United play the Swedish champions, IFK Gothenburg, in the opening match of the European Champions' League and Ferguson is acutely aware that for all his side's domestic triumphs, this competition is the benchmark by which United sides are judged. Only by winning it can they earn the legendary status accorded the 1958 Busby Babes - who probably would have won the Cup had they not perished at Munich - and that of Charlton, Law and Best who did so a decade later.

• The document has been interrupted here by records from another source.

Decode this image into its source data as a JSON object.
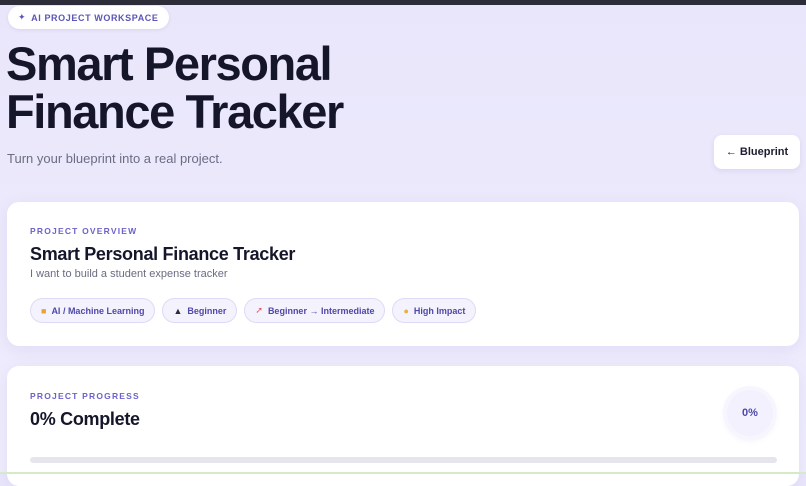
{
  "header": {
    "workspace_tag": "AI PROJECT WORKSPACE",
    "title_line1": "Smart Personal",
    "title_line2": "Finance Tracker",
    "subtitle": "Turn your blueprint into a real project.",
    "back_button": "← Blueprint"
  },
  "overview": {
    "eyebrow": "PROJECT OVERVIEW",
    "title": "Smart Personal Finance Tracker",
    "description": "I want to build a student expense tracker",
    "chips": [
      {
        "icon": "folder-icon",
        "label": "AI / Machine Learning"
      },
      {
        "icon": "graduation-cap-icon",
        "label": "Beginner"
      },
      {
        "icon": "rocket-icon",
        "label": "Beginner → Intermediate"
      },
      {
        "icon": "lightbulb-icon",
        "label": "High Impact"
      }
    ]
  },
  "progress": {
    "eyebrow": "PROJECT PROGRESS",
    "title": "0% Complete",
    "percent_label": "0%",
    "percent_value": 0
  },
  "colors": {
    "accent": "#6b63c9",
    "background": "#ece9fc",
    "card": "#ffffff",
    "text": "#15162a"
  }
}
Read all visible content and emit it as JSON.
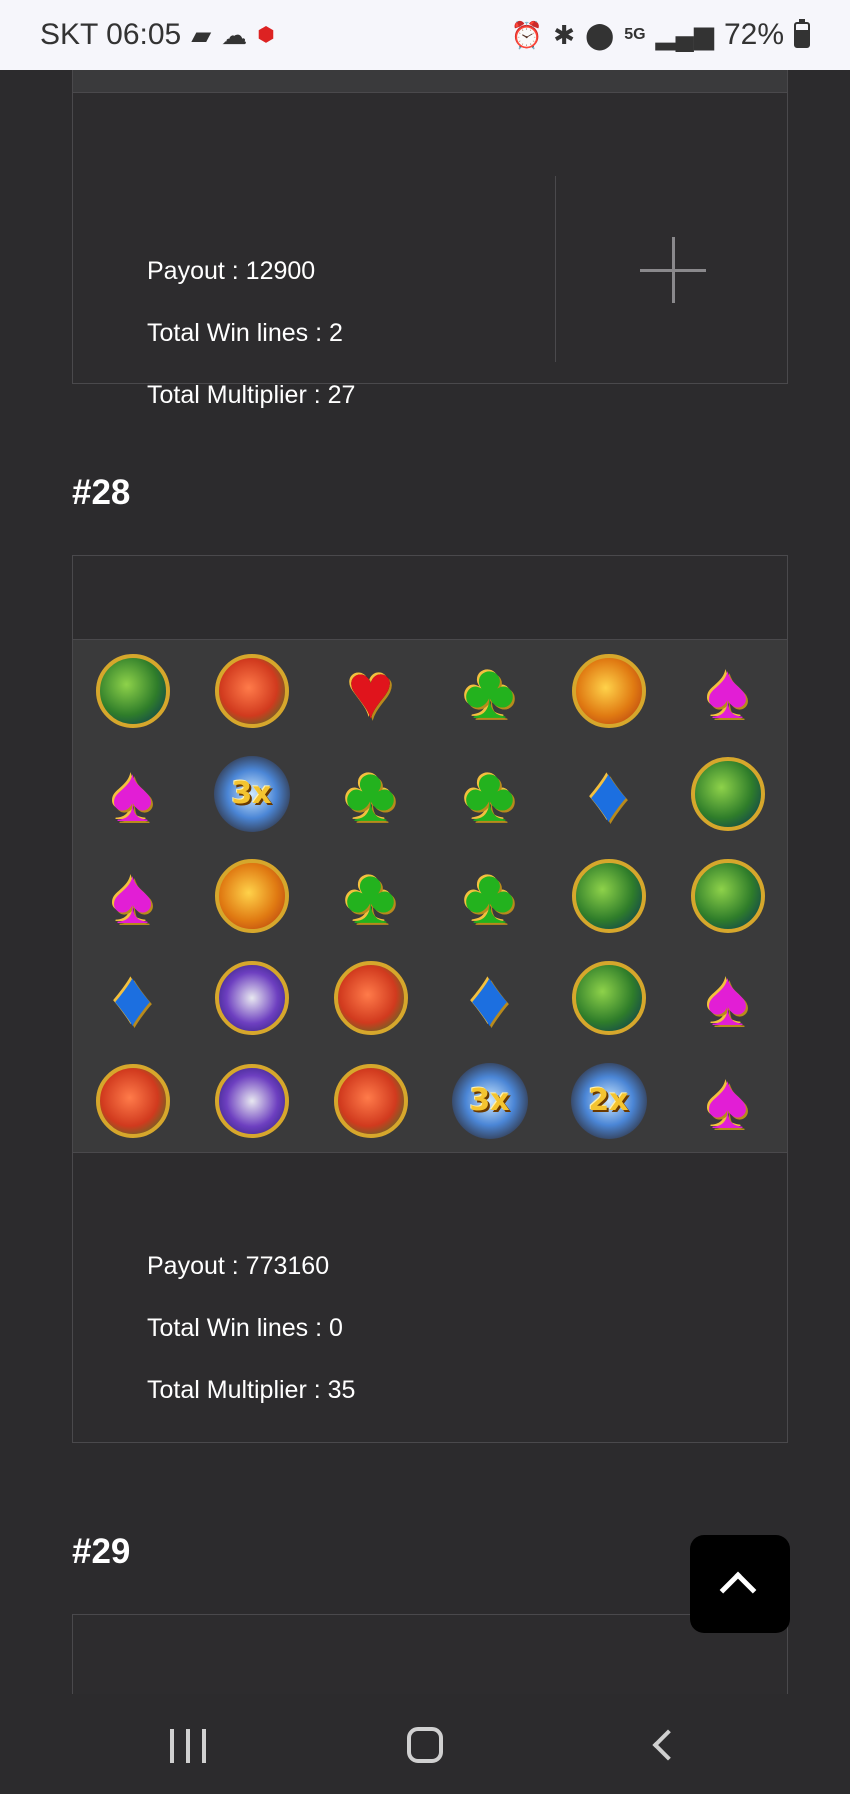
{
  "status_bar": {
    "carrier_time": "SKT 06:05",
    "battery_percent": "72%",
    "icons_left": [
      "card-icon",
      "cloud-icon",
      "app-icon"
    ],
    "icons_right": [
      "alarm-icon",
      "bluetooth-icon",
      "location-icon",
      "5g-icon",
      "signal-icon",
      "battery-icon"
    ]
  },
  "top_card": {
    "payout": "Payout : 12900",
    "win_lines": "Total Win lines : 2",
    "multiplier": "Total Multiplier : 27",
    "expand_icon": "plus-icon"
  },
  "spin_28": {
    "title": "#28",
    "grid": [
      [
        "fish-green",
        "fish-red",
        "heart",
        "club",
        "fish-orange",
        "spade"
      ],
      [
        "spade",
        "wild-3x",
        "club",
        "club",
        "diamond",
        "fish-green"
      ],
      [
        "spade",
        "fish-orange",
        "club",
        "club",
        "fish-green",
        "fish-green"
      ],
      [
        "diamond",
        "fish-purple",
        "fish-red",
        "diamond",
        "fish-green",
        "spade"
      ],
      [
        "fish-red",
        "fish-purple",
        "fish-red",
        "wild-3x",
        "wild-2x",
        "spade"
      ]
    ],
    "wild_labels": {
      "wild-3x": "3x",
      "wild-2x": "2x"
    },
    "payout": "Payout : 773160",
    "win_lines": "Total Win lines : 0",
    "multiplier": "Total Multiplier : 35"
  },
  "spin_29": {
    "title": "#29"
  },
  "back_to_top": {
    "icon": "chevron-up-icon"
  },
  "nav": {
    "recents": "recents-icon",
    "home": "home-icon",
    "back": "back-icon"
  }
}
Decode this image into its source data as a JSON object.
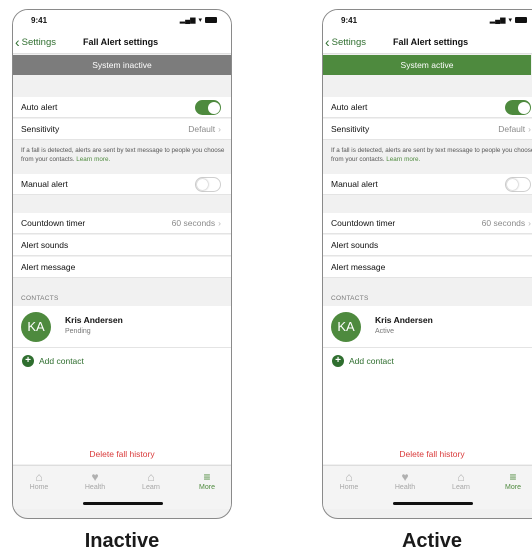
{
  "colors": {
    "accent": "#4e8a3e",
    "inactive_banner": "#7c7c7c",
    "danger": "#d93a3a"
  },
  "screens": [
    {
      "caption": "Inactive",
      "status_bar": {
        "time": "9:41",
        "signal": "▂▄▆",
        "wifi": "▾"
      },
      "nav": {
        "back_label": "Settings",
        "title": "Fall Alert settings"
      },
      "banner": {
        "text": "System inactive",
        "state": "inactive"
      },
      "auto_alert": {
        "label": "Auto alert",
        "enabled": true
      },
      "sensitivity": {
        "label": "Sensitivity",
        "value": "Default"
      },
      "info_text": "If a fall is detected, alerts are sent by text message to people you choose from your contacts.",
      "info_link": "Learn more.",
      "manual_alert": {
        "label": "Manual alert",
        "enabled": false
      },
      "countdown": {
        "label": "Countdown timer",
        "value": "60 seconds"
      },
      "alert_sounds": "Alert sounds",
      "alert_message": "Alert message",
      "contacts_header": "CONTACTS",
      "contact": {
        "initials": "KA",
        "name": "Kris Andersen",
        "status": "Pending"
      },
      "add_contact": "Add contact",
      "delete_history": "Delete fall history",
      "tabs": [
        {
          "label": "Home",
          "icon": "home-icon"
        },
        {
          "label": "Health",
          "icon": "heart-icon"
        },
        {
          "label": "Learn",
          "icon": "graduation-cap-icon"
        },
        {
          "label": "More",
          "icon": "menu-icon",
          "active": true
        }
      ]
    },
    {
      "caption": "Active",
      "status_bar": {
        "time": "9:41",
        "signal": "▂▄▆",
        "wifi": "▾"
      },
      "nav": {
        "back_label": "Settings",
        "title": "Fall Alert settings"
      },
      "banner": {
        "text": "System active",
        "state": "active"
      },
      "auto_alert": {
        "label": "Auto alert",
        "enabled": true
      },
      "sensitivity": {
        "label": "Sensitivity",
        "value": "Default"
      },
      "info_text": "If a fall is detected, alerts are sent by text message to people you choose from your contacts.",
      "info_link": "Learn more.",
      "manual_alert": {
        "label": "Manual alert",
        "enabled": false
      },
      "countdown": {
        "label": "Countdown timer",
        "value": "60 seconds"
      },
      "alert_sounds": "Alert sounds",
      "alert_message": "Alert message",
      "contacts_header": "CONTACTS",
      "contact": {
        "initials": "KA",
        "name": "Kris Andersen",
        "status": "Active"
      },
      "add_contact": "Add contact",
      "delete_history": "Delete fall history",
      "tabs": [
        {
          "label": "Home",
          "icon": "home-icon"
        },
        {
          "label": "Health",
          "icon": "heart-icon"
        },
        {
          "label": "Learn",
          "icon": "graduation-cap-icon"
        },
        {
          "label": "More",
          "icon": "menu-icon",
          "active": true
        }
      ]
    }
  ]
}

Ferguson is also mindful of last year's failure when United were knocked out by Galatasaray in the second round - the first time in six attempts the club had failed to reach the semi-finals. Then they threw away a two-goal lead at home, drawing 3-3 and going out on the away-goals rule. It followed similar disasters going back to 1986 when, as manager of Aberdeen, he saw his team concede a wasteful late goal at home to Gothenburg which cost a place in the semi-finals of the Cup-Winners' Cup.

Of the Aberdeen match, Ferguson remembered 'we were in control, then in the last minute Willie Miller broke forward, he gave the ball away and they got in behind him and scored. In Europe you get slaughtered if you give away space. You have to show discipline and awareness, I want to keep the passion of our domestic performances but we must be patient.

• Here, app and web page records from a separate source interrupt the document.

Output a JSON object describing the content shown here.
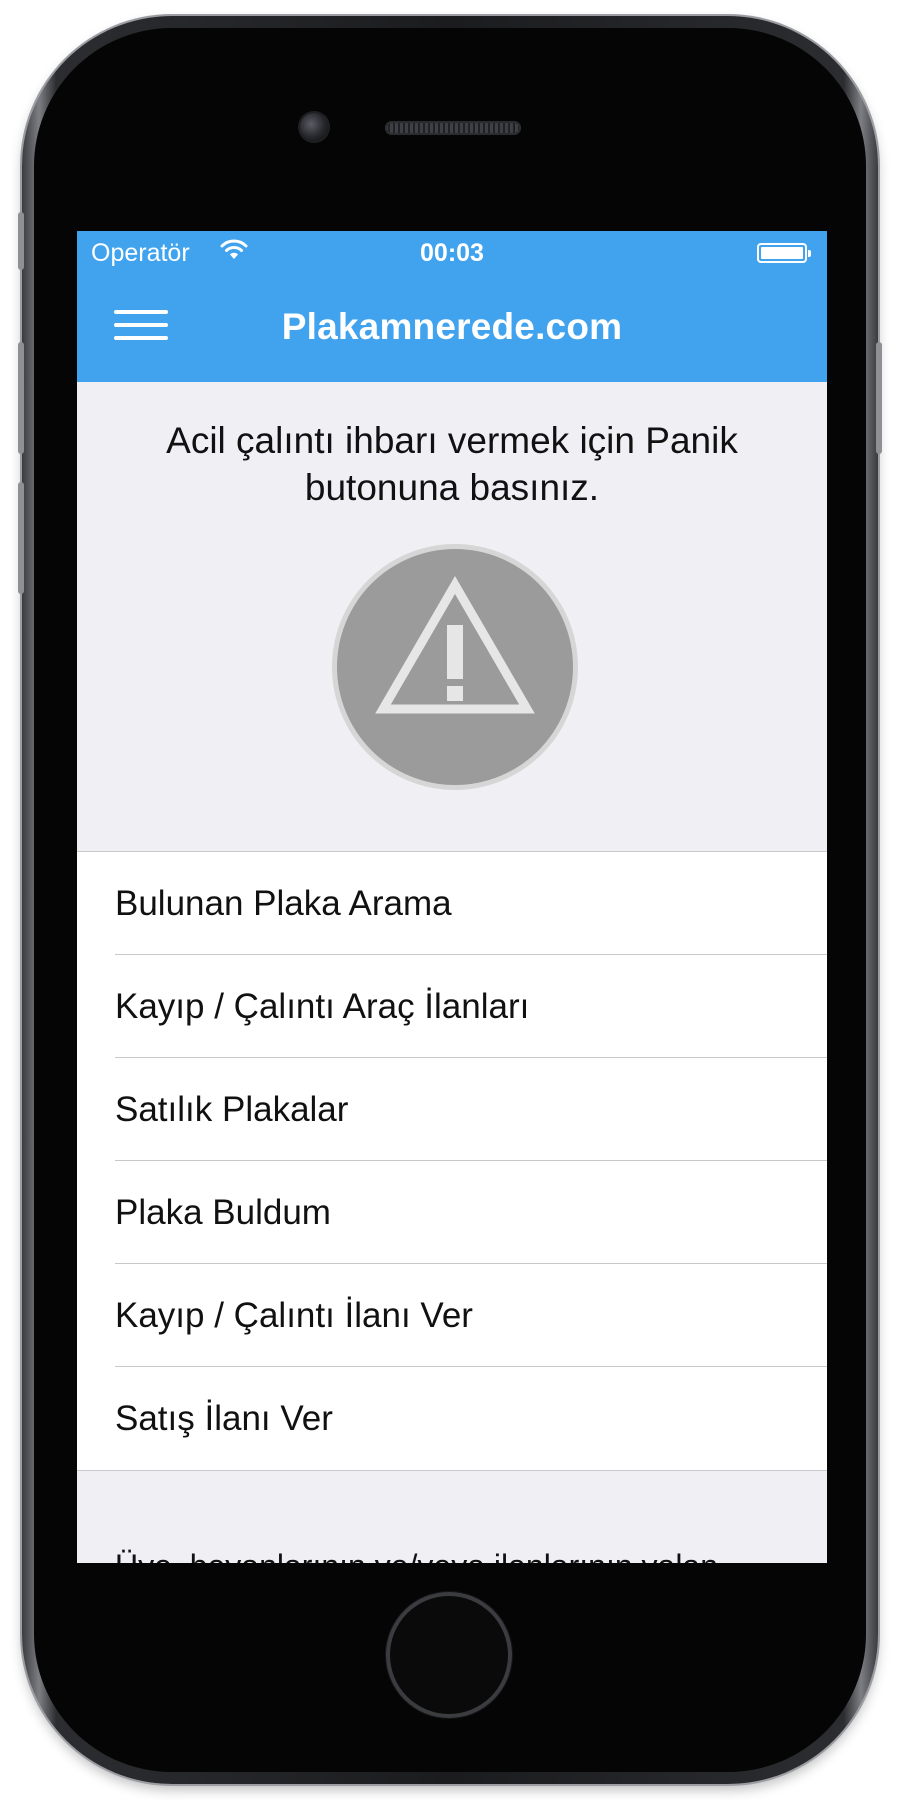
{
  "status_bar": {
    "carrier": "Operatör",
    "time": "00:03",
    "wifi_icon": "wifi-icon",
    "battery_icon": "battery-icon"
  },
  "nav": {
    "title": "Plakamnerede.com",
    "menu_icon": "hamburger-menu-icon"
  },
  "panic": {
    "instruction": "Acil çalıntı ihbarı vermek için Panik butonuna basınız.",
    "icon": "warning-triangle-icon"
  },
  "menu": {
    "items": [
      {
        "label": "Bulunan Plaka Arama"
      },
      {
        "label": "Kayıp / Çalıntı Araç İlanları"
      },
      {
        "label": "Satılık Plakalar"
      },
      {
        "label": "Plaka Buldum"
      },
      {
        "label": "Kayıp / Çalıntı İlanı Ver"
      },
      {
        "label": "Satış İlanı Ver"
      }
    ]
  },
  "footer": {
    "disclaimer": "Üye, beyanlarının ve/veya ilanlarının yalan"
  },
  "colors": {
    "accent": "#41a3ee",
    "screen_background": "#efeff4",
    "panic_button": "#9b9b9b"
  }
}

'Against Galatasaray we were 2-0 up after 13 minutes and we should have held it. Had we been playing a better- known side we probably would have but we kept bombing forward and got caught. I hope the players have learned their lesson.' The levelling of standards in Europe, and the restrictions of Uefa's rule on foreigners, make Ferguson's task harder than in Sir Matt Busby's day; but the introduction of the Champions' League - and United's direct entry to it - makes it easier. This season, one bad performance - as against Galatasaray - would not necessarily signal an exit. Teams are in two groups of four where they play each other at home and away, with the group winners playing the runners-up in the other group in the semi- finals.

'With the League (Galatasaray, again, and Barcelona are United's other opponents) the key thing is to get something from every game,' Ferguson said. 'That's six points and if you win two of the three home ones that's eight. I think nine points (of 12 possible) will definitely be enough to make the semi-finals, eight probably will and even seven might.'

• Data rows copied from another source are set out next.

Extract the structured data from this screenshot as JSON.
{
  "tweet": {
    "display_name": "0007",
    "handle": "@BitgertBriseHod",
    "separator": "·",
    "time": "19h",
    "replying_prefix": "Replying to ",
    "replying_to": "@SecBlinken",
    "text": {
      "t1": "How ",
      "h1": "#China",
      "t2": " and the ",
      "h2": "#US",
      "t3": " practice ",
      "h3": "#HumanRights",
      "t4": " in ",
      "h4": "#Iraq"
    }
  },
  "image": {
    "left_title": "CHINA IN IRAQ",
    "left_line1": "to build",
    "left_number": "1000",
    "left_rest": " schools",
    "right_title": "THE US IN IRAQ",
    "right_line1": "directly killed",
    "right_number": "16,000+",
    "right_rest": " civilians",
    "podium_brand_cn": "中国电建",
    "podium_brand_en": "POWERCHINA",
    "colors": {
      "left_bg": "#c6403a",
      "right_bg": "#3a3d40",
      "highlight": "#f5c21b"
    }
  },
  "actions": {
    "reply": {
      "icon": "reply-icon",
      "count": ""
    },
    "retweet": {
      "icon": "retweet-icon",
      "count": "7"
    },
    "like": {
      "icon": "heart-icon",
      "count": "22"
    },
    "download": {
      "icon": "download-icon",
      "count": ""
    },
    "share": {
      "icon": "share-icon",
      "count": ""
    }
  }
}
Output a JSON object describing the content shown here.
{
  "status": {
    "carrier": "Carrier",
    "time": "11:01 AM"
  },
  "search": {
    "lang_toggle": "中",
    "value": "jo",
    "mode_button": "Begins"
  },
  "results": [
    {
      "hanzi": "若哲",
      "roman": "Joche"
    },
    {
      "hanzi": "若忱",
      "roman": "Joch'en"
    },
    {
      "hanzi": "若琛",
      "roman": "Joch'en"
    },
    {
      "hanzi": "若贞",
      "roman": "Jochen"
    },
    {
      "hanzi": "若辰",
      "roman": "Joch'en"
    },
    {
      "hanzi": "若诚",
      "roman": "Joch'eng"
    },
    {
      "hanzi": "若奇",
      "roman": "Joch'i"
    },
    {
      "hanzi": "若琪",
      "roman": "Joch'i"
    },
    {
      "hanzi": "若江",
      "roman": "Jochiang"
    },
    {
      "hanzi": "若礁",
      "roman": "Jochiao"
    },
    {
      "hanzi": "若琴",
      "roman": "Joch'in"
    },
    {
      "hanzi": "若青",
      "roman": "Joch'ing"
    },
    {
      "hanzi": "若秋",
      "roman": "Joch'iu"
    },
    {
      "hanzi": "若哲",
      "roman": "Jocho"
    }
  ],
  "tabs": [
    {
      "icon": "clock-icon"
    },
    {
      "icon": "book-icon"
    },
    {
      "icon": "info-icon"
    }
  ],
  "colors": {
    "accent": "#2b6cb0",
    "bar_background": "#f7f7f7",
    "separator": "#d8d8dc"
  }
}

The five-foreigners rule will bite, even with Eric Cantona suspended. Either Dennis Irwin or Brian McClair is likely to be sacrificed with Lee Sharpe playing at left-back (if Irwin makes way) or left-wing (if McClair does). The latter solution would see Ryan Giggs operating alongside Mark Hughes in central attack, the former would involve Hughes playing a lone role with McClair supporting from midfield.

Gothenburg will include seven members of the Swedish squad who finished third in the World Cup including the impressive goalkeeper Thomas Ravelli, the former Everton midfielder Stefan Rehn and central defender Joachim Bjorklund - a target for Wimbledon.

Though Bjorklund would prefer Italy, Wimbledon interest him. 'They are my favourite English side,' he said. 'I like the way they make the most of what they have got.'

Ravelli, who became noted for his penalty saves in America, loudly interjected 'we are not afraid of them' when the manager Roger Gustafsson said his team saw so much of United on Swedish television he was worried they might think they were too good.

Ravelli, 35 and Sweden's goalkeeper since 1981, added: 'We respect them but do not fear them. We don't have big stars but we play as a team as Swedish sides do.'

Gothenburg, who twice won the Uefa Cup in the Eighties, will be difficult opponents but, if United are to maintain genuine hopes of emulating the 1968 European Cup triumph, this is the type of match they have to win.

Manchester United (probable): Schmeichel; May, Pallister, Bruce, Irwin; Kanchelskis, Butts, Ince, Sharpe; Hughes, Giggs.

IFK Gothenburg (probable): Ravelli; Kamark, Bjorklund, Olsson, Nilsson; Martinsson, Rehn, Lindquist, Blomquist; Pettersson, Erlingmark.